____ Data listing

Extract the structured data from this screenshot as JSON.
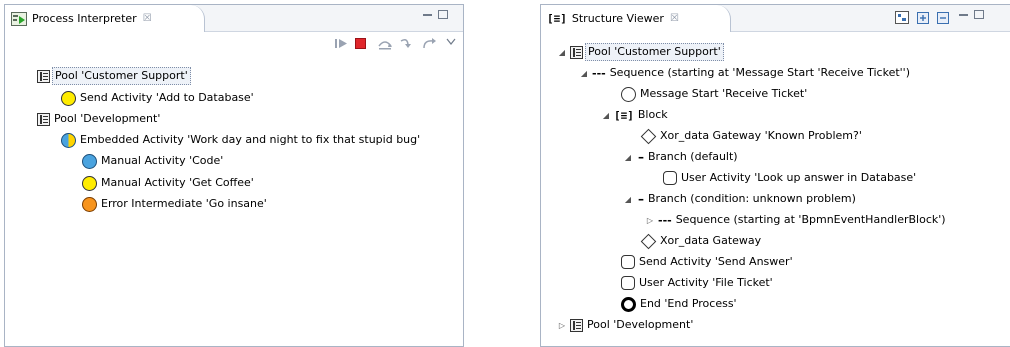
{
  "left_view": {
    "title": "Process Interpreter",
    "close_glyph": "☒",
    "tree": [
      {
        "label": "Pool 'Customer Support'",
        "icon": "pool-icon"
      },
      {
        "label": "Send Activity 'Add to Database'",
        "icon": "yellow-circle-icon"
      },
      {
        "label": "Pool 'Development'",
        "icon": "pool-icon"
      },
      {
        "label": "Embedded Activity 'Work day and night to fix that stupid bug'",
        "icon": "embedded-activity-icon"
      },
      {
        "label": "Manual Activity 'Code'",
        "icon": "blue-circle-icon"
      },
      {
        "label": "Manual Activity 'Get Coffee'",
        "icon": "yellow-circle-icon"
      },
      {
        "label": "Error Intermediate 'Go insane'",
        "icon": "orange-circle-icon"
      }
    ]
  },
  "right_view": {
    "title": "Structure Viewer",
    "close_glyph": "☒",
    "tree": [
      {
        "label": "Pool 'Customer Support'",
        "icon": "pool-icon"
      },
      {
        "label": "Sequence (starting at 'Message Start 'Receive Ticket'')",
        "icon": "sequence-icon"
      },
      {
        "label": "Message Start 'Receive Ticket'",
        "icon": "empty-circle-icon"
      },
      {
        "label": "Block",
        "icon": "block-icon"
      },
      {
        "label": "Xor_data Gateway 'Known Problem?'",
        "icon": "diamond-icon"
      },
      {
        "label": "Branch (default)",
        "icon": "branch-icon"
      },
      {
        "label": "User Activity 'Look up answer in Database'",
        "icon": "rounded-rect-icon"
      },
      {
        "label": "Branch (condition: unknown problem)",
        "icon": "branch-icon"
      },
      {
        "label": "Sequence (starting at 'BpmnEventHandlerBlock')",
        "icon": "sequence-icon"
      },
      {
        "label": "Xor_data Gateway",
        "icon": "diamond-icon"
      },
      {
        "label": "Send Activity 'Send Answer'",
        "icon": "rounded-rect-icon"
      },
      {
        "label": "User Activity 'File Ticket'",
        "icon": "rounded-rect-icon"
      },
      {
        "label": "End 'End Process'",
        "icon": "end-event-icon"
      },
      {
        "label": "Pool 'Development'",
        "icon": "pool-icon"
      }
    ]
  }
}
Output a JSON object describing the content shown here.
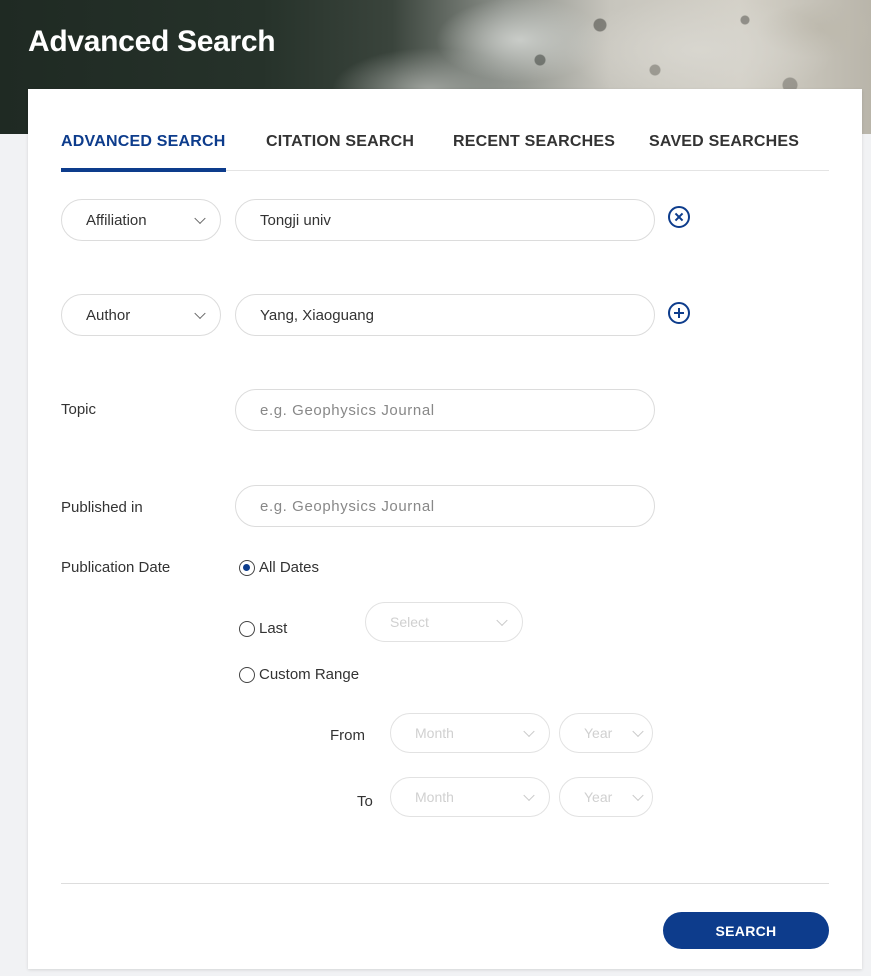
{
  "header": {
    "title": "Advanced Search"
  },
  "tabs": [
    {
      "label": "ADVANCED SEARCH",
      "active": true
    },
    {
      "label": "CITATION SEARCH",
      "active": false
    },
    {
      "label": "RECENT SEARCHES",
      "active": false
    },
    {
      "label": "SAVED SEARCHES",
      "active": false
    }
  ],
  "rows": [
    {
      "field": "Affiliation",
      "value": "Tongji univ",
      "action_icon": "close-circle-icon"
    },
    {
      "field": "Author",
      "value": "Yang, Xiaoguang",
      "action_icon": "plus-circle-icon"
    }
  ],
  "topic": {
    "label": "Topic",
    "placeholder": "e.g. Geophysics Journal"
  },
  "published_in": {
    "label": "Published in",
    "placeholder": "e.g. Geophysics Journal"
  },
  "publication_date": {
    "label": "Publication Date",
    "options": [
      {
        "label": "All Dates",
        "checked": true
      },
      {
        "label": "Last",
        "checked": false
      },
      {
        "label": "Custom Range",
        "checked": false
      }
    ],
    "last_select_placeholder": "Select",
    "from_label": "From",
    "to_label": "To",
    "month_placeholder": "Month",
    "year_placeholder": "Year"
  },
  "search_button": {
    "label": "SEARCH"
  },
  "colors": {
    "accent": "#0d3c8c",
    "text": "#333333",
    "border": "#dcdcdc"
  }
}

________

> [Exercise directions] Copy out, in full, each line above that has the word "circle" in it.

> [Finished exercise]
        "icon": "yellow-circle-icon"
        "icon": "blue-circle-icon"
        "icon": "yellow-circle-icon"
        "icon": "orange-circle-icon"
        "icon": "empty-circle-icon"
      "action_icon": "close-circle-icon"
      "action_icon": "plus-circle-icon"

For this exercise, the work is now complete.